Pierre Duhem (1861-1916) can be considered one of the last nineteenth-century physicists. Specialist in Thermodynamics, the branch of physics that dominated the second half of the nineteenth century, introduced the idea of the chemical potential at the same time as William Gibbs, expressed in the Gibbs-Duhem equation, which connects the chemical potential with magnitudes such as the volume, pressure, entropy and temperature of a chemical mixture. He is considered one of the creators of physical chemistry and was nominated twice for the Nobel Prize in Physics.

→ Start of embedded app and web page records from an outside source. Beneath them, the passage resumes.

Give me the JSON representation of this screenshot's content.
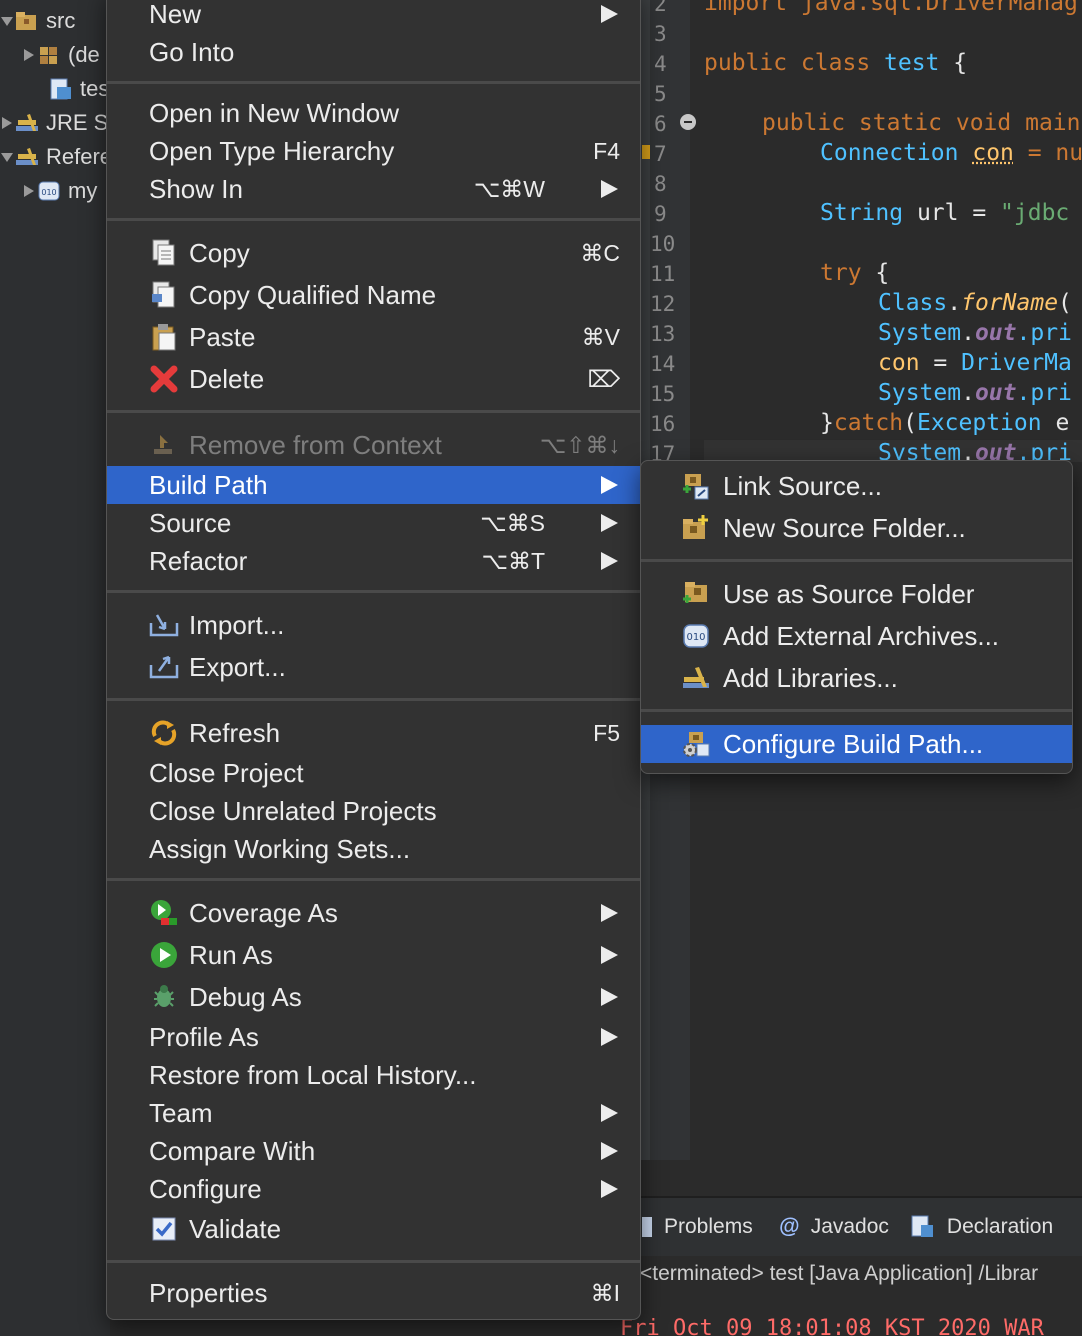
{
  "explorer": {
    "items": [
      {
        "label": "src",
        "indent": 0
      },
      {
        "label": "(de",
        "indent": 1
      },
      {
        "label": "tes",
        "indent": 2
      },
      {
        "label": "JRE S",
        "indent": 0
      },
      {
        "label": "Refere",
        "indent": 0
      },
      {
        "label": "my",
        "indent": 1
      }
    ]
  },
  "editor": {
    "line_numbers": [
      "2",
      "3",
      "4",
      "5",
      "6",
      "7",
      "8",
      "9",
      "10",
      "11",
      "12",
      "13",
      "14",
      "15",
      "16",
      "17"
    ],
    "code": {
      "l2": "import java.sql.DriverManag",
      "l4_kw": "public class ",
      "l4_name": "test",
      "l4_rest": " {",
      "l6": "public static void main",
      "l7_type": "Connection",
      "l7_var": "con",
      "l7_rest": " = nu",
      "l9_type": "String",
      "l9_rest": " url = ",
      "l9_str": "\"jdbc",
      "l11_kw": "try",
      "l11_rest": " {",
      "l12_type": "Class",
      "l12_fn": "forName",
      "l12_rest": "(",
      "l13_type": "System",
      "l13_fd": "out",
      "l13_rest": ".pri",
      "l14_var": "con",
      "l14_rest": " = ",
      "l14_type": "DriverMa",
      "l15_type": "System",
      "l15_fd": "out",
      "l15_rest": ".pri",
      "l16_a": "}",
      "l16_kw": "catch",
      "l16_b": "(",
      "l16_type": "Exception",
      "l16_c": " e",
      "l17_type": "System",
      "l17_fd": "out",
      "l17_rest": ".pri"
    }
  },
  "bottom": {
    "tabs": [
      {
        "label": "Problems",
        "icon": "problems-icon"
      },
      {
        "label": "Javadoc",
        "icon": "javadoc-icon"
      },
      {
        "label": "Declaration",
        "icon": "declaration-icon"
      }
    ],
    "console_title": "<terminated> test [Java Application] /Librar",
    "console_output": "Fri Oct 09 18:01:08 KST 2020 WAR"
  },
  "context_menu": {
    "new": {
      "label": "New"
    },
    "go_into": {
      "label": "Go Into"
    },
    "open_new_window": {
      "label": "Open in New Window"
    },
    "open_type_hierarchy": {
      "label": "Open Type Hierarchy",
      "shortcut": "F4"
    },
    "show_in": {
      "label": "Show In",
      "shortcut": "⌥⌘W"
    },
    "copy": {
      "label": "Copy",
      "shortcut": "⌘C"
    },
    "copy_qualified": {
      "label": "Copy Qualified Name"
    },
    "paste": {
      "label": "Paste",
      "shortcut": "⌘V"
    },
    "delete": {
      "label": "Delete",
      "shortcut": "⌦"
    },
    "remove_from_context": {
      "label": "Remove from Context",
      "shortcut": "⌥⇧⌘↓"
    },
    "build_path": {
      "label": "Build Path"
    },
    "source": {
      "label": "Source",
      "shortcut": "⌥⌘S"
    },
    "refactor": {
      "label": "Refactor",
      "shortcut": "⌥⌘T"
    },
    "import": {
      "label": "Import..."
    },
    "export": {
      "label": "Export..."
    },
    "refresh": {
      "label": "Refresh",
      "shortcut": "F5"
    },
    "close_project": {
      "label": "Close Project"
    },
    "close_unrelated": {
      "label": "Close Unrelated Projects"
    },
    "assign_working_sets": {
      "label": "Assign Working Sets..."
    },
    "coverage_as": {
      "label": "Coverage As"
    },
    "run_as": {
      "label": "Run As"
    },
    "debug_as": {
      "label": "Debug As"
    },
    "profile_as": {
      "label": "Profile As"
    },
    "restore_history": {
      "label": "Restore from Local History..."
    },
    "team": {
      "label": "Team"
    },
    "compare_with": {
      "label": "Compare With"
    },
    "configure": {
      "label": "Configure"
    },
    "validate": {
      "label": "Validate"
    },
    "properties": {
      "label": "Properties",
      "shortcut": "⌘I"
    }
  },
  "build_path_submenu": {
    "link_source": {
      "label": "Link Source..."
    },
    "new_source_folder": {
      "label": "New Source Folder..."
    },
    "use_as_source_folder": {
      "label": "Use as Source Folder"
    },
    "add_external_archives": {
      "label": "Add External Archives..."
    },
    "add_libraries": {
      "label": "Add Libraries..."
    },
    "configure_build_path": {
      "label": "Configure Build Path..."
    }
  },
  "colors": {
    "selection": "#2f65ca",
    "menu_bg": "#323232",
    "keyword": "#cc7832",
    "type": "#4fc1ff"
  }
}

In his scientific work, Duhem confronted Marcellin Berthelot, whose principle of maximum work he opposed. This led to his doctoral thesis being rejected, and he was denied a teaching position at the University of Paris. Duhem was finally shown to be right, as Berthelot’s principle is not generally applicable, for it has many exceptions.